■ **Source material**

▶

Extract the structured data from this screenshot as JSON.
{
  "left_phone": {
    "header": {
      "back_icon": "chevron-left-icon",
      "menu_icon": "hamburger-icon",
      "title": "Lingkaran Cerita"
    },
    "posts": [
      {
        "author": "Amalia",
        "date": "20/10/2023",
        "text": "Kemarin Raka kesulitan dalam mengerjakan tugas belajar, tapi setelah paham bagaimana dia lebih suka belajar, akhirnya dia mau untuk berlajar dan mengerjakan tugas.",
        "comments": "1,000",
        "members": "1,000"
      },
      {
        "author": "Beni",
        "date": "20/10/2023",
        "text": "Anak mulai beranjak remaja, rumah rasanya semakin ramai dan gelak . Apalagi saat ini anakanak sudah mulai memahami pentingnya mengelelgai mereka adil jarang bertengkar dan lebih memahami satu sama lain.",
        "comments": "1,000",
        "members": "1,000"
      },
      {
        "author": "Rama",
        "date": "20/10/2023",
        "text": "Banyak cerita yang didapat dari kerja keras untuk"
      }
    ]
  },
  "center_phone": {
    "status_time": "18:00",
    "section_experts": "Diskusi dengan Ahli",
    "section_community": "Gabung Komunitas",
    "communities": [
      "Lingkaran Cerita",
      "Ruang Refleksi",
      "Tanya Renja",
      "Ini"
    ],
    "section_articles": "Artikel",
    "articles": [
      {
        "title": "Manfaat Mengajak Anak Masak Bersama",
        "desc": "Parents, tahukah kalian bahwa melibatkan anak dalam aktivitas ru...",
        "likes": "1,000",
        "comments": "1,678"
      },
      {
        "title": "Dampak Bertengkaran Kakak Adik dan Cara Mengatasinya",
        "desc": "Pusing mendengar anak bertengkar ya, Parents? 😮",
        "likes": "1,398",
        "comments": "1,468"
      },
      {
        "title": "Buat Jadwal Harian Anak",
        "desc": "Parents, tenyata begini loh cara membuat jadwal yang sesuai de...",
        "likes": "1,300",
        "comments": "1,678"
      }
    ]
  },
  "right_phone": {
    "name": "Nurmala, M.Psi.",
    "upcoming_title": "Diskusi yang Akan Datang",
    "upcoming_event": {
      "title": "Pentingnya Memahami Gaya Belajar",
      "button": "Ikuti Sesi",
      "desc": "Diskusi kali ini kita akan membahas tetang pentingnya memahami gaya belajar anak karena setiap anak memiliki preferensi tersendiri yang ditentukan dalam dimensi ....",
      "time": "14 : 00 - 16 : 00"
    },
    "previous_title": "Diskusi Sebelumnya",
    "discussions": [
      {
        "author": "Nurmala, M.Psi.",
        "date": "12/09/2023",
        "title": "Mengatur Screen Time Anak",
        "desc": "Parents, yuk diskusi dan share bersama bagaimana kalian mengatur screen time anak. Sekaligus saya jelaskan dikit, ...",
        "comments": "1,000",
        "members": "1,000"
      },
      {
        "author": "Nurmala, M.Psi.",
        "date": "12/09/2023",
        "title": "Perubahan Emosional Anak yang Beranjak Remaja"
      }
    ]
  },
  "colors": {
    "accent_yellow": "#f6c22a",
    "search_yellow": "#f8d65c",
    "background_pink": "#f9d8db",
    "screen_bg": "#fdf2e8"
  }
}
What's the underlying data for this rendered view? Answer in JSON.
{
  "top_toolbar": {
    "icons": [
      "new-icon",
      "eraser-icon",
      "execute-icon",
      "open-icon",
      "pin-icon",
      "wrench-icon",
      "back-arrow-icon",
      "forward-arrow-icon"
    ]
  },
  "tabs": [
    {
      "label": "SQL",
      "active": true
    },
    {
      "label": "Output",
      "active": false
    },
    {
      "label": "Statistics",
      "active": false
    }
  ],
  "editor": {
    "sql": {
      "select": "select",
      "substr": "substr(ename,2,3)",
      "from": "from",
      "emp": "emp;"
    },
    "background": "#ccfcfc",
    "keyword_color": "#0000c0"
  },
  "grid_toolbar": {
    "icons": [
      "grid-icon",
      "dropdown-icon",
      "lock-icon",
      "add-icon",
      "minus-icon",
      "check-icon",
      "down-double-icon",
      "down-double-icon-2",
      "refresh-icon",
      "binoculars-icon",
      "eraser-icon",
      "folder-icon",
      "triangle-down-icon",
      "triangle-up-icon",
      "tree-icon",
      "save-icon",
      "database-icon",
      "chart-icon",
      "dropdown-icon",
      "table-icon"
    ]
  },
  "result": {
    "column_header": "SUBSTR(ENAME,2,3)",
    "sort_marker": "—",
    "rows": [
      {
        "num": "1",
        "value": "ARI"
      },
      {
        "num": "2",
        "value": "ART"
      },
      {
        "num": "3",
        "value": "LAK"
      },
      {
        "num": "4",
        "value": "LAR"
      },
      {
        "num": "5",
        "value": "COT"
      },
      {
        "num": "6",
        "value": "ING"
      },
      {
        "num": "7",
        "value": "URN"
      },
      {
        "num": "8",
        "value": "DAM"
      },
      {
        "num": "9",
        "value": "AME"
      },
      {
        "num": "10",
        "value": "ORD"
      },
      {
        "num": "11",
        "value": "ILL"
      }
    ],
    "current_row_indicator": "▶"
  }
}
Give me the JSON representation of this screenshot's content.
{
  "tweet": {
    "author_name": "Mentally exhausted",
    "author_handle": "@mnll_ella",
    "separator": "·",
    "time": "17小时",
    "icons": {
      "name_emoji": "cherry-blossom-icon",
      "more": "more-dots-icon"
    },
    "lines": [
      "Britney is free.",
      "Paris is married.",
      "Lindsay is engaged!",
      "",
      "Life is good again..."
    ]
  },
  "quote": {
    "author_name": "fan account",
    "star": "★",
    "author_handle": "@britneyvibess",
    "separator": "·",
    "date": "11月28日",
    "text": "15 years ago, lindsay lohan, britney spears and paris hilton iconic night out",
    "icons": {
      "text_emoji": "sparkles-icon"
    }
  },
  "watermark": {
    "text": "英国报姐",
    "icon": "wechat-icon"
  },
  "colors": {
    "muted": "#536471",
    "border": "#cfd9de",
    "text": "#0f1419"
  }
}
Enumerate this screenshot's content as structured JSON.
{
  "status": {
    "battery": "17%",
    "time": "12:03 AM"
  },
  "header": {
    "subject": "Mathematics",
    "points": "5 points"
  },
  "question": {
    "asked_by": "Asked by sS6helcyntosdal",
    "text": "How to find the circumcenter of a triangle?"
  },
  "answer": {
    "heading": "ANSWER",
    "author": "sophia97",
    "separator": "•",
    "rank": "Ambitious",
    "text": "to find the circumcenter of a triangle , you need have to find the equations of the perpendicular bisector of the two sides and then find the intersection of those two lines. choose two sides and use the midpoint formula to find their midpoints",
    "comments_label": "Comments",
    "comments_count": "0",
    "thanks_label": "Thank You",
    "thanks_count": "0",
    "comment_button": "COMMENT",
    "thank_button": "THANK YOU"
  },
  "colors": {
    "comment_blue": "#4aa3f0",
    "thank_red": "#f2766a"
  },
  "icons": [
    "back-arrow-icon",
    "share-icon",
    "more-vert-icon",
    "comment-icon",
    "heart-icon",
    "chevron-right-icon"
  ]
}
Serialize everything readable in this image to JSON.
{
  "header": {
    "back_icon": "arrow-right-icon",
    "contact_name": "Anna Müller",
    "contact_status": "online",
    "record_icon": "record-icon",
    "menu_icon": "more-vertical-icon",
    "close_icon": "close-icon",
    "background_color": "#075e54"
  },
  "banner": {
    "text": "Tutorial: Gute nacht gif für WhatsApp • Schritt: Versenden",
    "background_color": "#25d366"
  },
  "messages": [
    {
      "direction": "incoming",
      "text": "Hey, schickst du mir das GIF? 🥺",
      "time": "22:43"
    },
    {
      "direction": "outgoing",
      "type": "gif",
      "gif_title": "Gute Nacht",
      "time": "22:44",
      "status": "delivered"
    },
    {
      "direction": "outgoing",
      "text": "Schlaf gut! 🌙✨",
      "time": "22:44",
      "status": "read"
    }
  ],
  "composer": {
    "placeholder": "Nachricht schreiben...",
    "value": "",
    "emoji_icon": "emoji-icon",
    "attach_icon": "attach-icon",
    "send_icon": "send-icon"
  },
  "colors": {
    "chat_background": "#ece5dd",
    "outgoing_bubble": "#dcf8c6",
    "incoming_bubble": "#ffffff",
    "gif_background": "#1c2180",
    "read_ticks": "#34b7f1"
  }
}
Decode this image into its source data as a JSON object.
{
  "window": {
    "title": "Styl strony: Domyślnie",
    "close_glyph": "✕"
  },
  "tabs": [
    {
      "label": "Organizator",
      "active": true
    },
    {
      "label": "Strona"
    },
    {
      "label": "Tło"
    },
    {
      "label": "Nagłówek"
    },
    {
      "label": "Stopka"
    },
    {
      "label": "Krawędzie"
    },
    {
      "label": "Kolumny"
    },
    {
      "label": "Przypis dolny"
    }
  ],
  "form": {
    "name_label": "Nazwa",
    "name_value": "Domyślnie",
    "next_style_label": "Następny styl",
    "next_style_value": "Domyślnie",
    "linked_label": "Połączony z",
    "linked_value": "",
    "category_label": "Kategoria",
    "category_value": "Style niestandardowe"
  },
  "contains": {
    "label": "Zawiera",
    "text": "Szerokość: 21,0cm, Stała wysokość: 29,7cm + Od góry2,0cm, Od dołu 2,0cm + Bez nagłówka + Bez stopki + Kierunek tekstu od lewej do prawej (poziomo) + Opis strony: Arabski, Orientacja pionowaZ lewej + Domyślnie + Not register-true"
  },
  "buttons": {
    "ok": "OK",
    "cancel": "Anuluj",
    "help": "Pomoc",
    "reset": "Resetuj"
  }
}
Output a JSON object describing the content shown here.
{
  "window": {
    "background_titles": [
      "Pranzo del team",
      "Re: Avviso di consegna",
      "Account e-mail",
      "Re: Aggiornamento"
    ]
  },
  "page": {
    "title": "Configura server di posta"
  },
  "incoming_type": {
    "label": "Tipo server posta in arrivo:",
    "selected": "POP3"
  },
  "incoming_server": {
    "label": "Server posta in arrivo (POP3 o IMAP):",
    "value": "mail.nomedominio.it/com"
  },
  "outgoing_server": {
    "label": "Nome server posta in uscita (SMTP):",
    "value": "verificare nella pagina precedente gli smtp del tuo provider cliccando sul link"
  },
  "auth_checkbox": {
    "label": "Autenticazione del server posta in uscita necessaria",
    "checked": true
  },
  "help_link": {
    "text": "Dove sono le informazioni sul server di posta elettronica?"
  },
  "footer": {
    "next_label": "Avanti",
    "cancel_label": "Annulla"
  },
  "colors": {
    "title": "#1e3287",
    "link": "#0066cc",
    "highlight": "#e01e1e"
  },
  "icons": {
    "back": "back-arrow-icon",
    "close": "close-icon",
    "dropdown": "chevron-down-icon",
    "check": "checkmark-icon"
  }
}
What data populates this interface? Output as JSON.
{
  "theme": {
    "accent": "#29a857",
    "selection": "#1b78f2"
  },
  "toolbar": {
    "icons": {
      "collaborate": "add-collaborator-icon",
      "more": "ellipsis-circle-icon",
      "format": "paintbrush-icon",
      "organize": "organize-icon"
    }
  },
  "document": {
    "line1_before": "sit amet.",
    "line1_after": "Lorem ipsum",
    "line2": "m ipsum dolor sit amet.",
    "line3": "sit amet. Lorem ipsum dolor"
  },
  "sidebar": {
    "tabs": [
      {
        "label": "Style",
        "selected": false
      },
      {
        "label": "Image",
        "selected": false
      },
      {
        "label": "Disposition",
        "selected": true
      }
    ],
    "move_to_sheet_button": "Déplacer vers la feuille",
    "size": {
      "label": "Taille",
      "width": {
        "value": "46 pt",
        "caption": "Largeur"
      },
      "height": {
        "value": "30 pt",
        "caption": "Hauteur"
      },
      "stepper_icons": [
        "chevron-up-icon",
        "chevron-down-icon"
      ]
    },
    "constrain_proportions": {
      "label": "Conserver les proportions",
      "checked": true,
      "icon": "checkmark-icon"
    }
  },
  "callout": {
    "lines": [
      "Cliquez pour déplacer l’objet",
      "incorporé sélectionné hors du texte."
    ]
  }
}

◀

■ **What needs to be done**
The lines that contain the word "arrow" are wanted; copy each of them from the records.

■ **Response to this exercise**
      "back-arrow-icon",
      "forward-arrow-icon"
    "back-arrow-icon",
    "back_icon": "arrow-right-icon",
    "back": "back-arrow-icon",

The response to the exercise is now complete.